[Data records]
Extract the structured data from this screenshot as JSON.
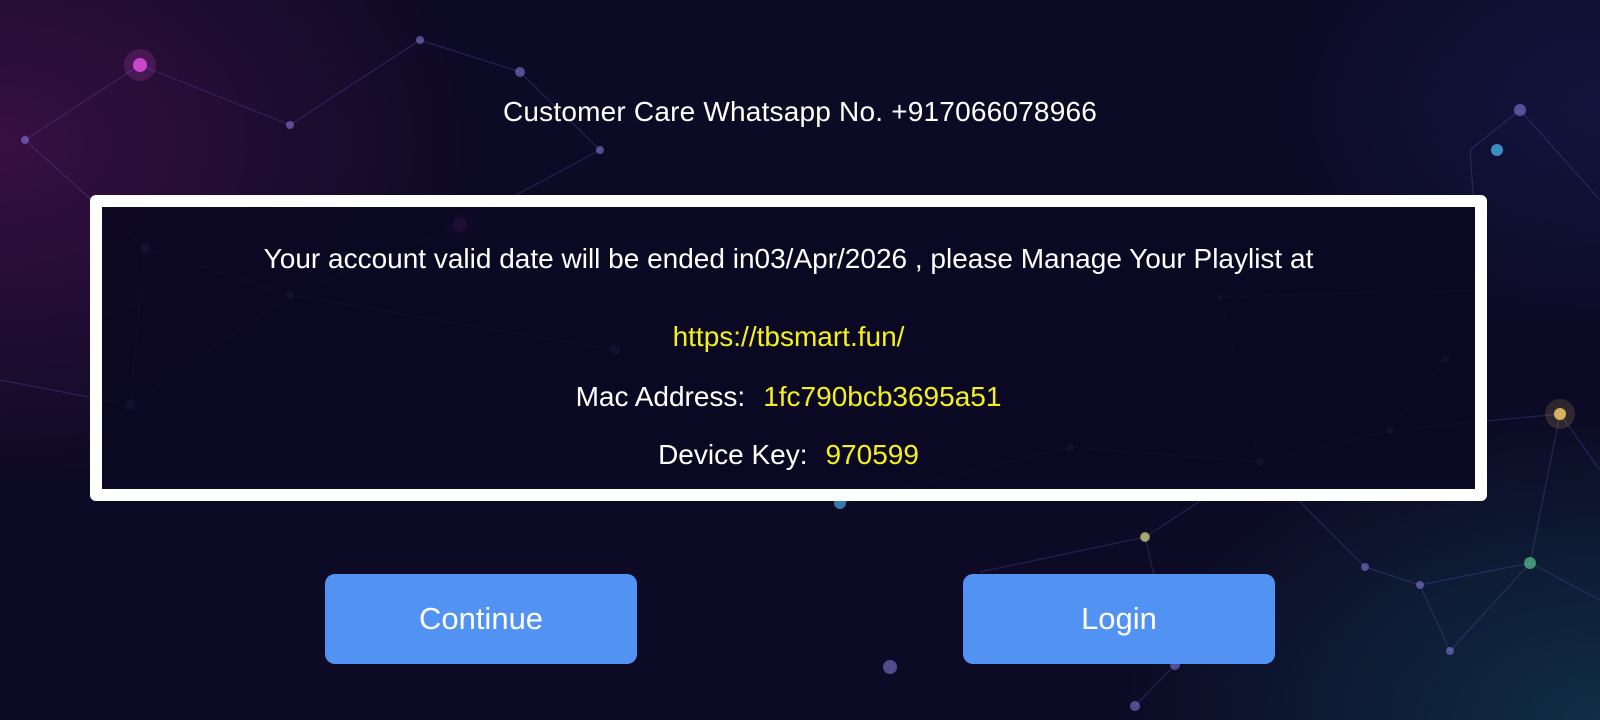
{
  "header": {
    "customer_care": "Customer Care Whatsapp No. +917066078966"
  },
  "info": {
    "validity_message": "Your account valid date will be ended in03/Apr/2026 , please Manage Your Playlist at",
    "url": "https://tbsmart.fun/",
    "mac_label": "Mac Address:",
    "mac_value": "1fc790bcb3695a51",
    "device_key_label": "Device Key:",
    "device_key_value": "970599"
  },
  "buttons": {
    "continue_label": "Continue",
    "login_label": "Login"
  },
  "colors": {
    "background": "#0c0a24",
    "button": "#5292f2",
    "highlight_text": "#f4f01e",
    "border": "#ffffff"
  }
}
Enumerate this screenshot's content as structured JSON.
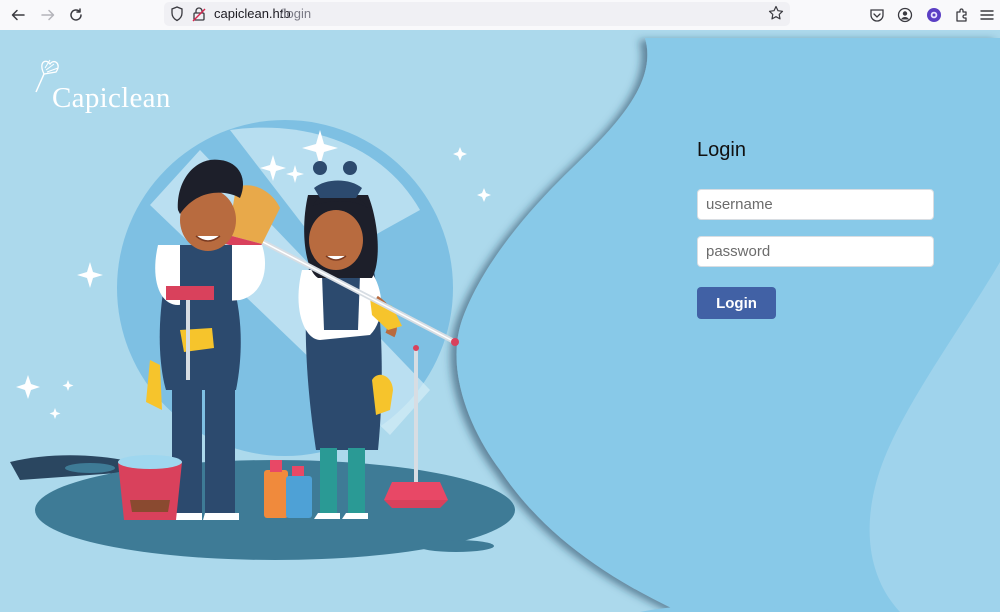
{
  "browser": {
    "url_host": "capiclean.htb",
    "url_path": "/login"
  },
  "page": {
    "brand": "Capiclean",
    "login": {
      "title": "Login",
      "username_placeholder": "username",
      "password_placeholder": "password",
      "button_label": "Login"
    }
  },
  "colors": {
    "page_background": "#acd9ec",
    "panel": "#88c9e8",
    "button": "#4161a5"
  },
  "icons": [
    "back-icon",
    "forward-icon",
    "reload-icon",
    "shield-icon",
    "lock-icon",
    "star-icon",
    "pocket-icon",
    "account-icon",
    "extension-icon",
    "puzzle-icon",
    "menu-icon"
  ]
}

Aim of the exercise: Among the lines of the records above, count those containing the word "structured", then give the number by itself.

Answer box: 2